Drugs for erectile dysfunction are commonly seen as solution pills to a man’s bedroom woes. They aim to eliminate stress some men get from feeling that they have to perform well in-between the sheets, and to keep an erection long enough for sexual excitement and satisfying sex. Tablets for erectile dysfunction, such as Viagra, have been found to improve a man’s sex life, but they don't improve relationship satisfaction, or tackle the emotional and psychological causes of impotency, according to a recent study.

Erectile dysfunction typically occurs when a man can no longer get an erection, or keep an erection for long enough to have sexual intercourse. The Cleveland Clinic says that those who are able to achieve an erection are physically or visually stimulated, as their brain sends out a signal that tells the muscles in their penis to relax. The corpa cavernosa — two tubes that run the length of the penis — become engorged, which causes the penis to expand and harden. The penis remains erect once the two tubes are expanded and effectively block the veins that carry blood away from the penis.

Since the ability to achieve an erection involves the brain, hormones, emotions, nerves, muscles, and blood vessels, a problem with any of these factors will impact a man’s sexual performance. Also, a combination of physical and psychological issues can cause a downward spiral of erectile dysfunction. For example, a physical problem can slow down a man’s sexual response, which in turn can generate anxiety about keeping the erection, therefore leading to further dysfunction.  

Researchers investigated the psychosocial outcomes associated with erectile dysfunction before treatment with an erection drug, and the change in these outcomes after use of the drug in men with the condition. A thorough analysis of 40 clinical trials examined whether the phosphodiesterase type 5 (PDE5) inhibitor made a difference in the quality of life in men between 45 and 65 years old.

The compilation of studies included sample sizes of men who had experienced erection problems for at least six months, but did not have any other illness that could have led to their sexual woes. The men, who were given either tablets or placebo pills, were followed for between six to 12 weeks, on average, to determine the effects of the pills. 

Those who took the PDE5 inhibitor were reported to have more self-esteem and confidence than before undergoing treatment, and also reported being more satisfied with the sexual aspect of their relationships when compared to the men who took the placebo pills. The researchers found that most of the participants in the clinical trials who had erectile dysfunction also had symptoms of depression. The men who were administered the erection drug were less likely to have symptoms of depression after treatment. Depression, anxiety, or other mental health conditions, along with stress can interfere with sexual feelings and cause or worsen erectile dysfunction, says the Mayo Clinic.

While the PDE5 inhibitor helped men with their sex life, they failed to improve relationship satisfaction and life quality. The systematic review found that the treatments didn’t make any difference in men's overall satisfaction with their relationships. The researchers believe more emphasis needs to be placed on the psychological issues of erectile dysfunction, saying that their study adds to the mounting evidence that the negative effects of erectile dysfunction extend beyond the inability to have sex, according to LiveScience

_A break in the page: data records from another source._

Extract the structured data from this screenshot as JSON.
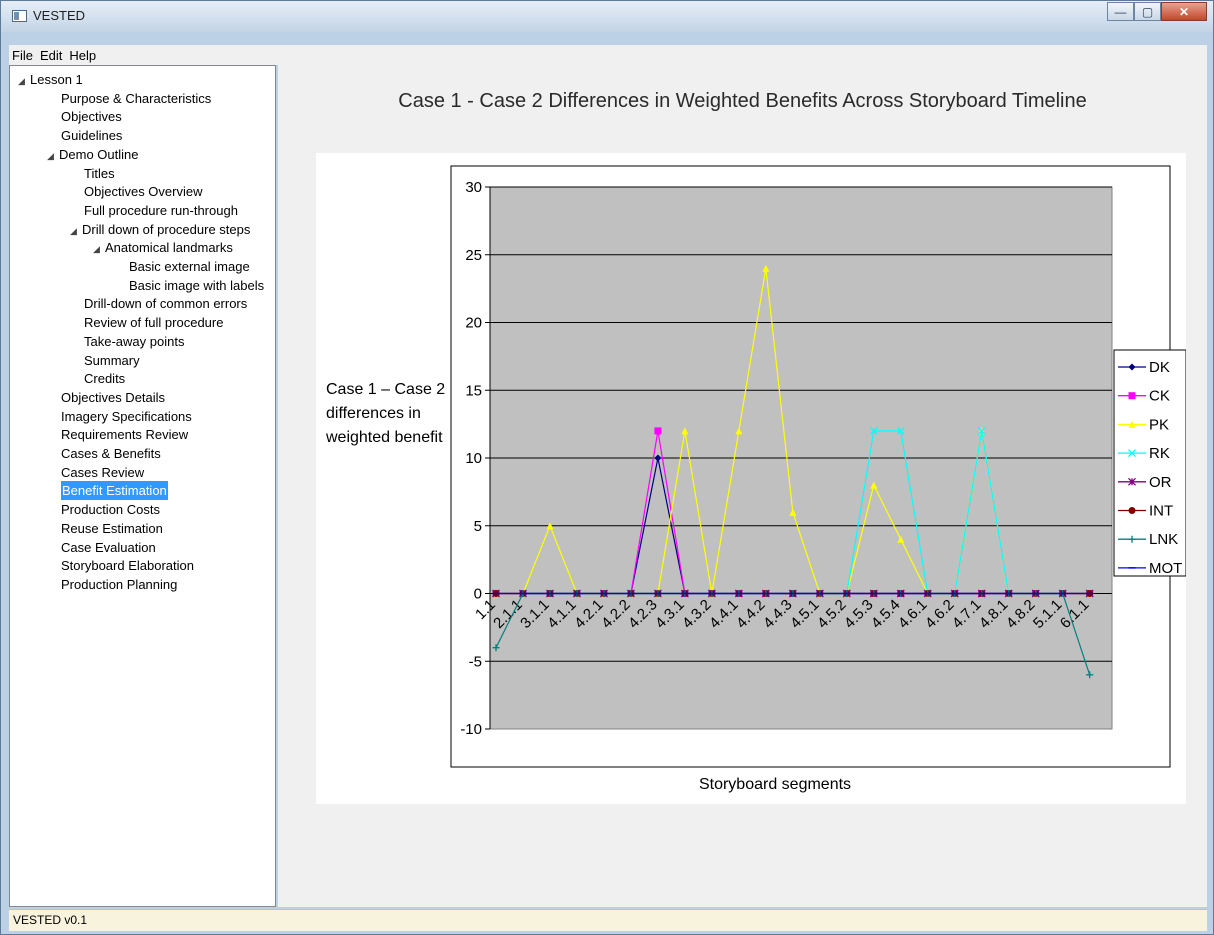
{
  "window": {
    "title": "VESTED"
  },
  "menu": [
    "File",
    "Edit",
    "Help"
  ],
  "sidebar": {
    "items": [
      {
        "label": "Lesson 1",
        "indent": 0,
        "expanded": true
      },
      {
        "label": "Purpose & Characteristics",
        "indent": 1
      },
      {
        "label": "Objectives",
        "indent": 1
      },
      {
        "label": "Guidelines",
        "indent": 1
      },
      {
        "label": "Demo Outline",
        "indent": 1,
        "expanded": true
      },
      {
        "label": "Titles",
        "indent": 2
      },
      {
        "label": "Objectives Overview",
        "indent": 2
      },
      {
        "label": "Full procedure run-through",
        "indent": 2
      },
      {
        "label": "Drill down of procedure steps",
        "indent": 2,
        "expanded": true
      },
      {
        "label": "Anatomical landmarks",
        "indent": 3,
        "expanded": true
      },
      {
        "label": "Basic external image",
        "indent": 4
      },
      {
        "label": "Basic image with labels",
        "indent": 4
      },
      {
        "label": "Drill-down of common errors",
        "indent": 2
      },
      {
        "label": "Review of full procedure",
        "indent": 2
      },
      {
        "label": "Take-away points",
        "indent": 2
      },
      {
        "label": "Summary",
        "indent": 2
      },
      {
        "label": "Credits",
        "indent": 2
      },
      {
        "label": "Objectives Details",
        "indent": 1
      },
      {
        "label": "Imagery Specifications",
        "indent": 1
      },
      {
        "label": "Requirements Review",
        "indent": 1
      },
      {
        "label": "Cases & Benefits",
        "indent": 1
      },
      {
        "label": "Cases Review",
        "indent": 1
      },
      {
        "label": "Benefit Estimation",
        "indent": 1,
        "selected": true
      },
      {
        "label": "Production Costs",
        "indent": 1
      },
      {
        "label": "Reuse Estimation",
        "indent": 1
      },
      {
        "label": "Case Evaluation",
        "indent": 1
      },
      {
        "label": "Storyboard Elaboration",
        "indent": 1
      },
      {
        "label": "Production Planning",
        "indent": 1
      }
    ]
  },
  "page": {
    "title": "Case 1 - Case 2 Differences in Weighted Benefits Across Storyboard Timeline"
  },
  "chart_data": {
    "type": "line",
    "title": "",
    "xlabel": "Storyboard segments",
    "ylabel": "Case 1 – Case 2 differences in weighted benefit",
    "ylim": [
      -10,
      30
    ],
    "yticks": [
      -10,
      -5,
      0,
      5,
      10,
      15,
      20,
      25,
      30
    ],
    "grid": true,
    "legend_position": "right",
    "plot_background": "#c0c0c0",
    "categories": [
      "1.1",
      "2.1.1",
      "3.1.1",
      "4.1.1",
      "4.2.1",
      "4.2.2",
      "4.2.3",
      "4.3.1",
      "4.3.2",
      "4.4.1",
      "4.4.2",
      "4.4.3",
      "4.5.1",
      "4.5.2",
      "4.5.3",
      "4.5.4",
      "4.6.1",
      "4.6.2",
      "4.7.1",
      "4.8.1",
      "4.8.2",
      "5.1.1",
      "6.1.1"
    ],
    "series": [
      {
        "name": "DK",
        "color": "#000080",
        "marker": "diamond",
        "values": [
          0,
          0,
          0,
          0,
          0,
          0,
          10,
          0,
          0,
          0,
          0,
          0,
          0,
          0,
          0,
          0,
          0,
          0,
          0,
          0,
          0,
          0,
          0
        ]
      },
      {
        "name": "CK",
        "color": "#ff00ff",
        "marker": "square",
        "values": [
          0,
          0,
          0,
          0,
          0,
          0,
          12,
          0,
          0,
          0,
          0,
          0,
          0,
          0,
          0,
          0,
          0,
          0,
          0,
          0,
          0,
          0,
          0
        ]
      },
      {
        "name": "PK",
        "color": "#ffff00",
        "marker": "triangle",
        "values": [
          0,
          0,
          5,
          0,
          0,
          0,
          0,
          12,
          0,
          12,
          24,
          6,
          0,
          0,
          8,
          4,
          0,
          0,
          12,
          0,
          0,
          0,
          0
        ]
      },
      {
        "name": "RK",
        "color": "#00ffff",
        "marker": "x",
        "values": [
          0,
          0,
          0,
          0,
          0,
          0,
          0,
          0,
          0,
          0,
          0,
          0,
          0,
          0,
          12,
          12,
          0,
          0,
          12,
          0,
          0,
          0,
          0
        ]
      },
      {
        "name": "OR",
        "color": "#800080",
        "marker": "star",
        "values": [
          0,
          0,
          0,
          0,
          0,
          0,
          0,
          0,
          0,
          0,
          0,
          0,
          0,
          0,
          0,
          0,
          0,
          0,
          0,
          0,
          0,
          0,
          0
        ]
      },
      {
        "name": "INT",
        "color": "#800000",
        "marker": "circle",
        "values": [
          0,
          0,
          0,
          0,
          0,
          0,
          0,
          0,
          0,
          0,
          0,
          0,
          0,
          0,
          0,
          0,
          0,
          0,
          0,
          0,
          0,
          0,
          0
        ]
      },
      {
        "name": "LNK",
        "color": "#008080",
        "marker": "plus",
        "values": [
          -4,
          0,
          0,
          0,
          0,
          0,
          0,
          0,
          0,
          0,
          0,
          0,
          0,
          0,
          0,
          0,
          0,
          0,
          0,
          0,
          0,
          0,
          -6
        ]
      },
      {
        "name": "MOT",
        "color": "#0000ff",
        "marker": "dash",
        "values": [
          0,
          0,
          0,
          0,
          0,
          0,
          0,
          0,
          0,
          0,
          0,
          0,
          0,
          0,
          0,
          0,
          0,
          0,
          0,
          0,
          0,
          0,
          0
        ]
      }
    ]
  },
  "status": {
    "text": "VESTED v0.1"
  }
}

Andrew Kramer, a urologist at the University of Maryland Medical Center who wasn't involved in the study, echoed the remarks of the scientists. “It's simplistic to think that fixing an erection issue would solve relationship issues. Happiness is very complicated, and erections are just one small piece of it ... a lot of couples still need additional therapy,” he told LiveScience.

Although the study has delved into a subject that warrants further investigation, the researchers suggest the current study does present some limitations. They noted it is possible that the clinical trials did not find an improvement in men’s overall life and relationship satisfaction because the participants were relatively pleased with their lives at the start of the study. Another possibility is the trials did not follow up long enough to carefully examine the psychological outcomes of the treatment.

In a similar study, researchers found that men who were taking Viagra did not experience a significant amount of change in relationship satisfaction. Viagra did not boost relationship satisfaction or life quality even among couples who displayed room for improvement at the time of the study.

These findings highlight the importance of how sexual problems can affect men’s happiness and relationships. In combination with the use of erection drugs, men may benefit from psychosexual counseling to address the sexual problems caused by their emotions.

To find out more about psychosexual counseling, click here.

Source: Althof SE, McCabe MP. A Systematic Review of the Psychosocial Outcomes Associated with Erectile Dysfunction: Does the Impact of Erectile Dysfunction Extend Beyond a Man's Inability to Have Sex? Journal of Sexual Medicine. 2013.